**WHAT THE TASK REQUIRES:**
Count all lines holding "this" in the data below and say the number, nothing more.
(EXTRACTED DATA begins)
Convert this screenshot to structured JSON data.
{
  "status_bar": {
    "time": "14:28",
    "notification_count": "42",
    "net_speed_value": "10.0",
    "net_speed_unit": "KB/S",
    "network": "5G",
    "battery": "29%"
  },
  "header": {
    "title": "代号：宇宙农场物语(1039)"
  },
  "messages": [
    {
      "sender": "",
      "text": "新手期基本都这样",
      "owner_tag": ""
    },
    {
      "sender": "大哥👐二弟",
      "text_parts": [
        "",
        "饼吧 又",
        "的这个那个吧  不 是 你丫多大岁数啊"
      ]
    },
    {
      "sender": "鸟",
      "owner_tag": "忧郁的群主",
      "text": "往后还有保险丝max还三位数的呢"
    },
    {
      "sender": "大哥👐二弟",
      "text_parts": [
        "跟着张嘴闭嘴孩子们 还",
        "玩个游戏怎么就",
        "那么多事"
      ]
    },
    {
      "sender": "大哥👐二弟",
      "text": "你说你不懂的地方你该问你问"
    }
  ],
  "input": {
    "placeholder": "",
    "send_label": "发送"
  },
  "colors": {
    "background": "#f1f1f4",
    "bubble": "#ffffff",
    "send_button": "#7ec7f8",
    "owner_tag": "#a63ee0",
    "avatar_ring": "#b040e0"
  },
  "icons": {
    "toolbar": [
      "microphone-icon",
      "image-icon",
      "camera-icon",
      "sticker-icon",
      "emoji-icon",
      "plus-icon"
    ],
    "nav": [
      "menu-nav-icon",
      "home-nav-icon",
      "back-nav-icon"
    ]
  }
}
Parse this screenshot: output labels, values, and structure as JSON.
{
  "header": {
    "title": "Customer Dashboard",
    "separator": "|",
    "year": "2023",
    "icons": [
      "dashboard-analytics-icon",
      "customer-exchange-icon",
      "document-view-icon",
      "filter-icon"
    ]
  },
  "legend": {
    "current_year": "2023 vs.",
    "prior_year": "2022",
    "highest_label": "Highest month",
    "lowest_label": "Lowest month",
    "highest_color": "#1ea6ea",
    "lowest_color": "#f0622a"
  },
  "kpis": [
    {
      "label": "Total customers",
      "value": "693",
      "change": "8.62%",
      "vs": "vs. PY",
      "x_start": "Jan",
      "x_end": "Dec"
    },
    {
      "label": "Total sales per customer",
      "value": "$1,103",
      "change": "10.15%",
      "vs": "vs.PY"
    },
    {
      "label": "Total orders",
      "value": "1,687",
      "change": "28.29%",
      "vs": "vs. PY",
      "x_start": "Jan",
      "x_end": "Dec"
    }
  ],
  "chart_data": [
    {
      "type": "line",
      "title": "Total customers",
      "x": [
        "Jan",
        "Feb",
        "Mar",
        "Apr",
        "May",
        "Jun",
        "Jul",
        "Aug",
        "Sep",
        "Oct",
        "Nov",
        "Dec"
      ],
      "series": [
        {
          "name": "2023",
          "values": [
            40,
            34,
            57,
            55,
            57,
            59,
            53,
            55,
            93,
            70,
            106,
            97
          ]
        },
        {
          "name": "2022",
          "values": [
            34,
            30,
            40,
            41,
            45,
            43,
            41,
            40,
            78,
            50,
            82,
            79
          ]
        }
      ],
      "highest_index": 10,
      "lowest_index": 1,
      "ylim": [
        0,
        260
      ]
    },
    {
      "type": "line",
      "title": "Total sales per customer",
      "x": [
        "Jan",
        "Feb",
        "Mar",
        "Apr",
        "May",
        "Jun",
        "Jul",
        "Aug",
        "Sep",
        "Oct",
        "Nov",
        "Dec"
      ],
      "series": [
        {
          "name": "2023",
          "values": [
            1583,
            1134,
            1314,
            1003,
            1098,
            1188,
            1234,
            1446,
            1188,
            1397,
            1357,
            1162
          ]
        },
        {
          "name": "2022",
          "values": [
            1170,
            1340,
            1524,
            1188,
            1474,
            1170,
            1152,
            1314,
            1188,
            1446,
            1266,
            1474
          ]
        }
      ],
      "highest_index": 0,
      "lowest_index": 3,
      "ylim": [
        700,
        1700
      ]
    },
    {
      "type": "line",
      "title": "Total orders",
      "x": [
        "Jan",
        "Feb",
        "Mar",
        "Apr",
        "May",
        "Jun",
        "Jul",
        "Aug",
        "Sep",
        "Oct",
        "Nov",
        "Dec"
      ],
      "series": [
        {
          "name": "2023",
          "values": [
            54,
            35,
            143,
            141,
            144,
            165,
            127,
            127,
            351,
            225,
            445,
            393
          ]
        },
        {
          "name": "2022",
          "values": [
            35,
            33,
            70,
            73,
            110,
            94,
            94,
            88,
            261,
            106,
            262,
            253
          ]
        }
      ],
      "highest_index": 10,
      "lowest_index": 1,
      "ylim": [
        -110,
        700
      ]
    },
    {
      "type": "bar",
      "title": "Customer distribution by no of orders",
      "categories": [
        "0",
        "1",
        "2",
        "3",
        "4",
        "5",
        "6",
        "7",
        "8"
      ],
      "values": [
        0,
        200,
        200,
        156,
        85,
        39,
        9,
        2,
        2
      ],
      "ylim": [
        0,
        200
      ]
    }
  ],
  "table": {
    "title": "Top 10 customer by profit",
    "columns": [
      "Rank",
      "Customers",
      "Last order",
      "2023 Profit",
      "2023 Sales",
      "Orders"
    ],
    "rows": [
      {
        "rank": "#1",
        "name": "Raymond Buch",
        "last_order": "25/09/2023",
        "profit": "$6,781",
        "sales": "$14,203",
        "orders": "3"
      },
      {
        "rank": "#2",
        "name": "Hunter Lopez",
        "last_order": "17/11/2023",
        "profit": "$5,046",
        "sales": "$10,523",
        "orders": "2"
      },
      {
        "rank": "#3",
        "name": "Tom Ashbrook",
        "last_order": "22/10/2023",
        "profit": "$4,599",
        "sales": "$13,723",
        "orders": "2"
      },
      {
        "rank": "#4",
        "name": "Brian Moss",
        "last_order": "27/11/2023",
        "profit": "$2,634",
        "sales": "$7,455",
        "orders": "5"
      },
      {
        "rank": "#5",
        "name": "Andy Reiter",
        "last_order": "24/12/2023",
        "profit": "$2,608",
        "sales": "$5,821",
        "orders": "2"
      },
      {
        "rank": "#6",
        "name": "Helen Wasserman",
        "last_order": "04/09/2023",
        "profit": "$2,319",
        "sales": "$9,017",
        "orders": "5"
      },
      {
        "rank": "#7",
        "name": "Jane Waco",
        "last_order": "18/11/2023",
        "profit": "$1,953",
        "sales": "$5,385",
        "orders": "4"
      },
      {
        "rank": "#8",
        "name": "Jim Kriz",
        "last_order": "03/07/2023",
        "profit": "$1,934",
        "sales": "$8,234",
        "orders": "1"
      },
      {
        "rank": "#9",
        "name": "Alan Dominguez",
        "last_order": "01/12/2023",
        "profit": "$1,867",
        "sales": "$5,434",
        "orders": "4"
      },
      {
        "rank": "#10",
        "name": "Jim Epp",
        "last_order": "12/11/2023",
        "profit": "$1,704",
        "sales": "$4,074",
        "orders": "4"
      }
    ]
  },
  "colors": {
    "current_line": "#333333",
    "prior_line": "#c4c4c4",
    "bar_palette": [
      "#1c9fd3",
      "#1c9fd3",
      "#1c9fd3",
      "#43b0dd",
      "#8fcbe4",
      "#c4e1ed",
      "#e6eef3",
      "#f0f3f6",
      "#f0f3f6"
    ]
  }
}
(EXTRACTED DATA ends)
**WRITTEN ANSWER:**
2